The Heliand is an epic poem in Old Saxon that was first written down in around 830–840. The poem, whose title means “savior,” recounts the life of Jesus in the alliterative verse style of a Germanic saga. At about 6,000 lines, the Heliand is the largest known work written in Old Saxon, the precursor of modern Low German. The name of the poet is unknown, but some information about him and the origins of the poem can be gleaned from a Latin preface printed by Matthias Flacius Illyricus in 1562 from a manuscript that has since been lost. The Heliand is considered one of the finest religious epics of the Middle Ages, a work that combines the pre-Christian Germanic poetic tradition with an affirmation of Christian belief. This manuscript, written in the script of Carolingian minuscule, was the work of two scribes at the Abbey of Corvey in the middle of the ninth century.
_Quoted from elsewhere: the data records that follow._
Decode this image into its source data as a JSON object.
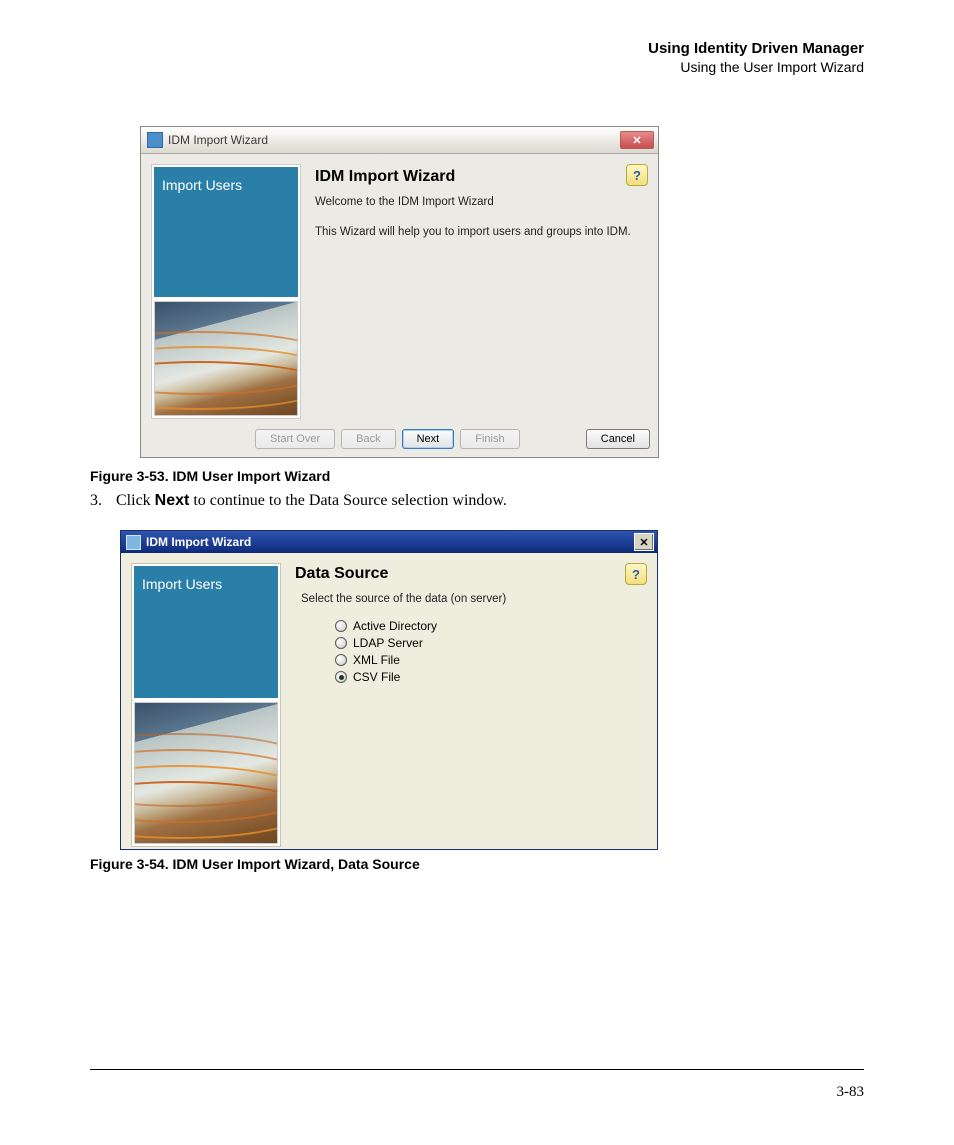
{
  "header": {
    "title": "Using Identity Driven Manager",
    "subtitle": "Using the User Import Wizard"
  },
  "figure1": {
    "caption": "Figure 3-53. IDM User Import Wizard",
    "window_title": "IDM Import Wizard",
    "side_title": "Import Users",
    "heading": "IDM Import Wizard",
    "welcome": "Welcome to the IDM Import Wizard",
    "description": "This Wizard will help you to import users and groups into IDM.",
    "buttons": {
      "start_over": "Start Over",
      "back": "Back",
      "next": "Next",
      "finish": "Finish",
      "cancel": "Cancel"
    }
  },
  "step_text": {
    "number": "3.",
    "pre": "Click ",
    "bold": "Next",
    "post": " to continue to the Data Source selection window."
  },
  "figure2": {
    "caption": "Figure 3-54. IDM User Import Wizard, Data Source",
    "window_title": "IDM Import Wizard",
    "side_title": "Import Users",
    "heading": "Data Source",
    "prompt": "Select the source of the data (on server)",
    "options": [
      {
        "label": "Active Directory",
        "selected": false
      },
      {
        "label": "LDAP Server",
        "selected": false
      },
      {
        "label": "XML File",
        "selected": false
      },
      {
        "label": "CSV File",
        "selected": true
      }
    ]
  },
  "page_number": "3-83",
  "help_glyph": "?"
}
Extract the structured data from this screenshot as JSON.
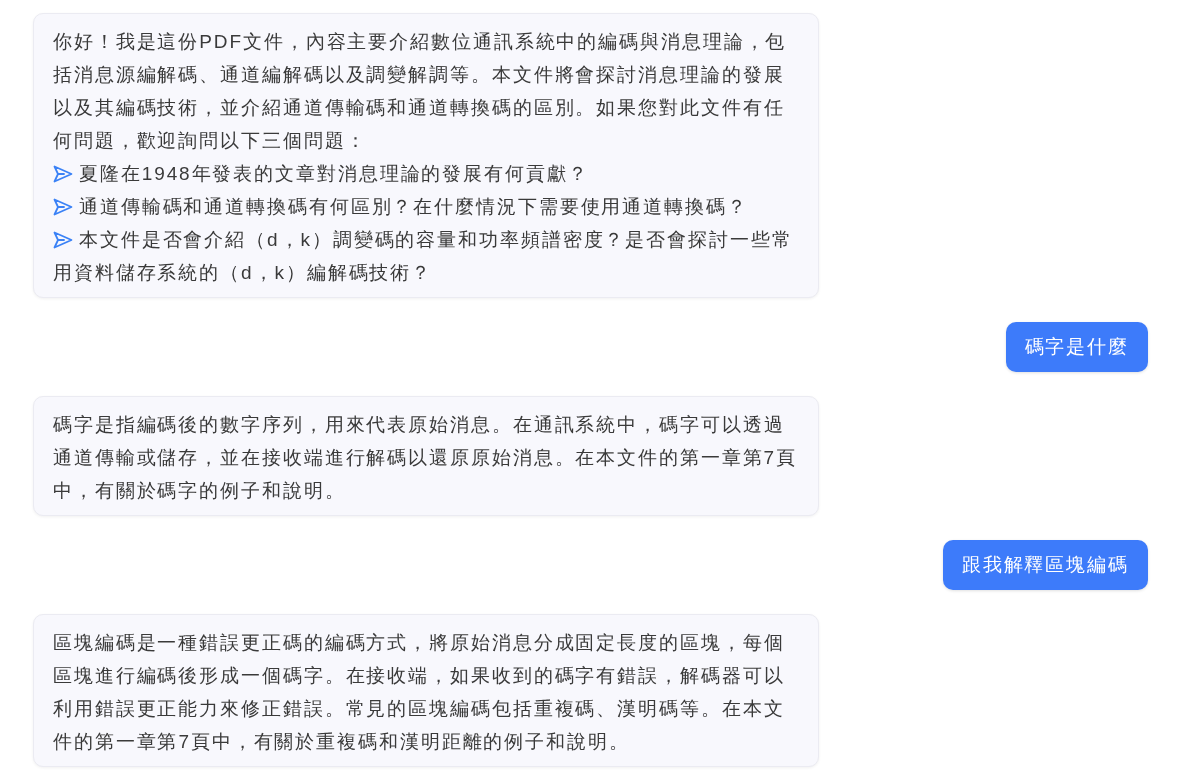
{
  "messages": [
    {
      "kind": "bot",
      "text": "你好！我是這份PDF文件，內容主要介紹數位通訊系統中的編碼與消息理論，包括消息源編解碼、通道編解碼以及調變解調等。本文件將會探討消息理論的發展以及其編碼技術，並介紹通道傳輸碼和通道轉換碼的區別。如果您對此文件有任何問題，歡迎詢問以下三個問題：",
      "questions": [
        "夏隆在1948年發表的文章對消息理論的發展有何貢獻？",
        "通道傳輸碼和通道轉換碼有何區別？在什麼情況下需要使用通道轉換碼？",
        "本文件是否會介紹（d，k）調變碼的容量和功率頻譜密度？是否會探討一些常用資料儲存系統的（d，k）編解碼技術？"
      ]
    },
    {
      "kind": "user",
      "text": "碼字是什麼"
    },
    {
      "kind": "bot",
      "text": "碼字是指編碼後的數字序列，用來代表原始消息。在通訊系統中，碼字可以透過通道傳輸或儲存，並在接收端進行解碼以還原原始消息。在本文件的第一章第7頁中，有關於碼字的例子和說明。"
    },
    {
      "kind": "user",
      "text": "跟我解釋區塊編碼"
    },
    {
      "kind": "bot",
      "text": "區塊編碼是一種錯誤更正碼的編碼方式，將原始消息分成固定長度的區塊，每個區塊進行編碼後形成一個碼字。在接收端，如果收到的碼字有錯誤，解碼器可以利用錯誤更正能力來修正錯誤。常見的區塊編碼包括重複碼、漢明碼等。在本文件的第一章第7頁中，有關於重複碼和漢明距離的例子和說明。"
    }
  ]
}
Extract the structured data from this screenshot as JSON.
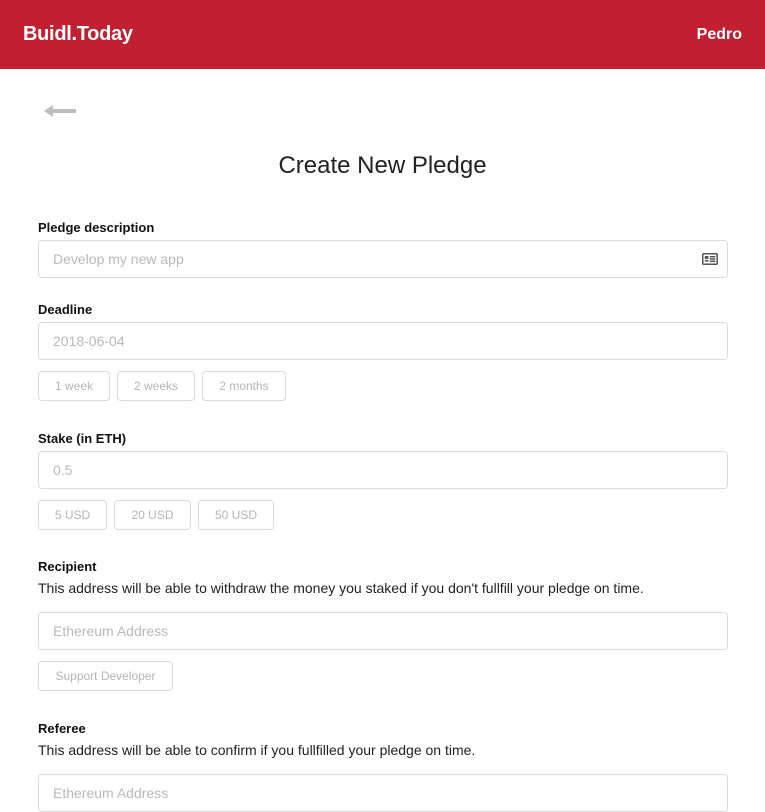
{
  "navbar": {
    "brand": "Buidl.Today",
    "user": "Pedro",
    "color": "#c21f32"
  },
  "back_icon": "arrow-left-icon",
  "page_title": "Create New Pledge",
  "description": {
    "label": "Pledge description",
    "placeholder": "Develop my new app",
    "icon": "address-card-icon"
  },
  "deadline": {
    "label": "Deadline",
    "placeholder": "2018-06-04",
    "presets": [
      "1 week",
      "2 weeks",
      "2 months"
    ]
  },
  "stake": {
    "label": "Stake (in ETH)",
    "placeholder": "0.5",
    "presets": [
      "5 USD",
      "20 USD",
      "50 USD"
    ]
  },
  "recipient": {
    "label": "Recipient",
    "help": "This address will be able to withdraw the money you staked if you don't fullfill your pledge on time.",
    "placeholder": "Ethereum Address",
    "preset": "Support Developer"
  },
  "referee": {
    "label": "Referee",
    "help": "This address will be able to confirm if you fullfilled your pledge on time.",
    "placeholder": "Ethereum Address"
  }
}
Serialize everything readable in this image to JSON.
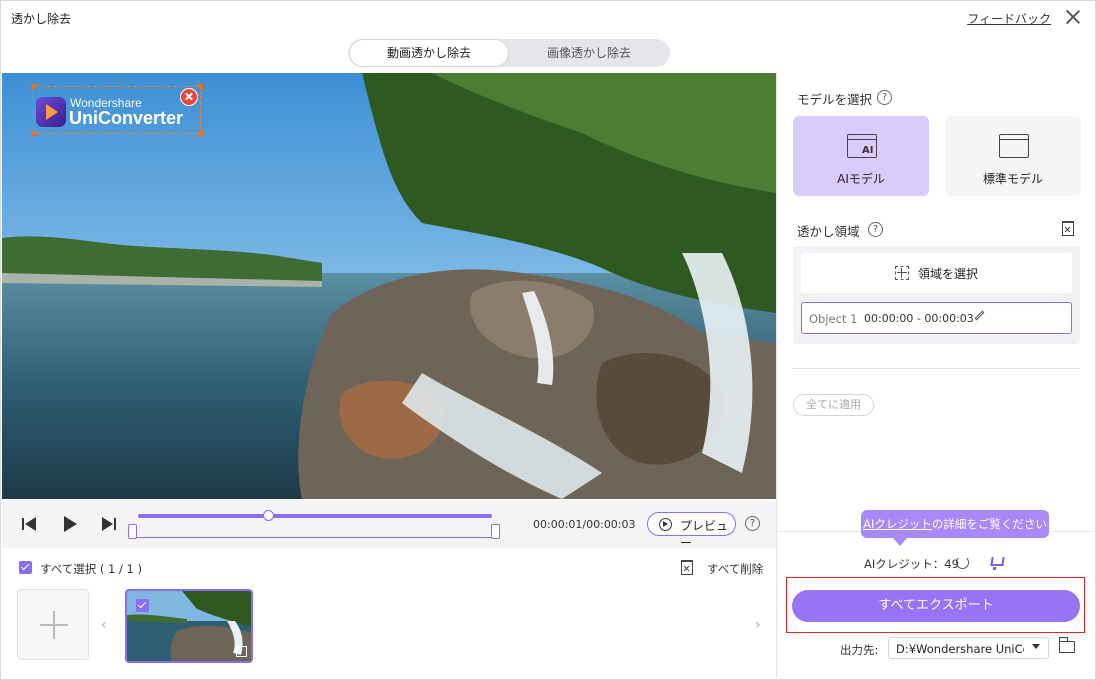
{
  "window": {
    "title": "透かし除去",
    "feedback_link": "フィードバック"
  },
  "mode_tabs": [
    {
      "label": "動画透かし除去",
      "selected": true
    },
    {
      "label": "画像透かし除去",
      "selected": false
    }
  ],
  "video": {
    "watermark_brand_top": "Wondershare",
    "watermark_brand_main": "UniConverter"
  },
  "player": {
    "timecode": "00:00:01/00:00:03",
    "preview_label": "プレビュー",
    "help_icon_glyph": "?",
    "progress_fraction": 0.37
  },
  "file_list": {
    "select_all_label": "すべて選択 ( 1 / 1 )",
    "delete_all_label": "すべて削除",
    "prev_arrow": "‹",
    "next_arrow": "›"
  },
  "right_panel": {
    "model_section_label": "モデルを選択",
    "models": [
      {
        "label": "AIモデル",
        "icon": "ai-model-icon",
        "icon_text": "AI",
        "selected": true
      },
      {
        "label": "標準モデル",
        "icon": "standard-model-icon",
        "icon_text": "",
        "selected": false
      }
    ],
    "area_section_label": "透かし領域",
    "select_area_label": "領域を選択",
    "object": {
      "name": "Object 1",
      "time_range": "00:00:00 - 00:00:03"
    },
    "apply_all_label": "全てに適用",
    "tooltip_link": "AIクレジット",
    "tooltip_rest": "の詳細をご覧ください",
    "credit_label": "AIクレジット：49",
    "export_all_label": "すべてエクスポート",
    "output_label": "出力先:",
    "output_path": "D:¥Wondershare UniConverter"
  },
  "colors": {
    "accent": "#8c6cf2",
    "export_button": "#9873f4",
    "highlight_border": "#e1251b",
    "watermark_box": "#ff7a1a"
  }
}
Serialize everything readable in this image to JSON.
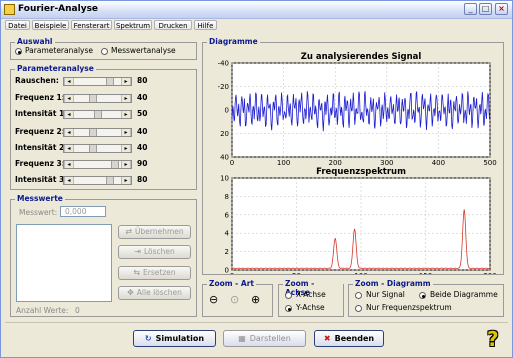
{
  "window": {
    "title": "Fourier-Analyse"
  },
  "menu": [
    "Datei",
    "Beispiele",
    "Fensterart",
    "Spektrum",
    "Drucken",
    "Hilfe"
  ],
  "auswahl": {
    "title": "Auswahl",
    "options": [
      "Parameteranalyse",
      "Messwertanalyse"
    ],
    "selected": "Parameteranalyse"
  },
  "parameter": {
    "title": "Parameteranalyse",
    "rows": [
      {
        "label": "Rauschen:",
        "value": "80",
        "level": 0.8
      },
      {
        "label": "Frequenz 1:",
        "value": "40",
        "level": 0.4
      },
      {
        "label": "Intensität 1:",
        "value": "50",
        "level": 0.5
      },
      {
        "label": "Frequenz 2:",
        "value": "40",
        "level": 0.4
      },
      {
        "label": "Intensität 2:",
        "value": "40",
        "level": 0.4
      },
      {
        "label": "Frequenz 3:",
        "value": "90",
        "level": 0.9
      },
      {
        "label": "Intensität 3:",
        "value": "80",
        "level": 0.8
      }
    ]
  },
  "messwerte": {
    "title": "Messwerte",
    "input_label": "Messwert:",
    "input_value": "0,000",
    "buttons": [
      "Übernehmen",
      "Löschen",
      "Ersetzen",
      "Alle löschen"
    ],
    "count_label": "Anzahl Werte:",
    "count_value": "0"
  },
  "diagramme": {
    "title": "Diagramme"
  },
  "zoom_art": {
    "title": "Zoom - Art"
  },
  "zoom_achse": {
    "title": "Zoom - Achse",
    "options": [
      "X-Achse",
      "Y-Achse"
    ],
    "selected": "Y-Achse"
  },
  "zoom_diagramm": {
    "title": "Zoom - Diagramm",
    "options": [
      "Nur Signal",
      "Beide Diagramme",
      "Nur Frequenzspektrum"
    ],
    "selected": "Beide Diagramme"
  },
  "bottom_buttons": [
    "Simulation",
    "Darstellen",
    "Beenden"
  ],
  "colors": {
    "signal": "#1a1ad0",
    "spectrum": "#d23a2a",
    "group_title": "#0b1a8c"
  },
  "chart_data": [
    {
      "type": "line",
      "title": "Zu analysierendes Signal",
      "xlim": [
        0,
        500
      ],
      "ylim": [
        -40,
        40
      ],
      "y_reversed": true,
      "xticks": [
        "0",
        "100",
        "200",
        "300",
        "400",
        "500"
      ],
      "yticks": [
        "-40",
        "-20",
        "0",
        "20",
        "40"
      ],
      "series": [
        {
          "note_only": false,
          "freqs": [
            40,
            40,
            90
          ],
          "amps": [
            5.0,
            4.0,
            8.0
          ],
          "noise": 3.0,
          "n": 500
        }
      ]
    },
    {
      "type": "line",
      "title": "Frequenzspektrum",
      "xlim": [
        0,
        200
      ],
      "ylim": [
        0,
        10
      ],
      "xticks": [
        "0",
        "50",
        "100",
        "150",
        "200"
      ],
      "yticks": [
        "0",
        "2",
        "4",
        "6",
        "8",
        "10"
      ],
      "series": [
        {
          "peaks": [
            {
              "x": 80,
              "y": 3.3
            },
            {
              "x": 95,
              "y": 4.3
            },
            {
              "x": 180,
              "y": 6.4
            }
          ],
          "baseline": 0.15
        }
      ]
    }
  ]
}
It has some lacunae, but it is the only Heliand manuscript that preserves part of the story of the Ascension, which may have been the ending of the original work. One other later, nearly complete manuscript of the Heliand survives, along with four fragmentary versions.

Last updated: November 15, 2013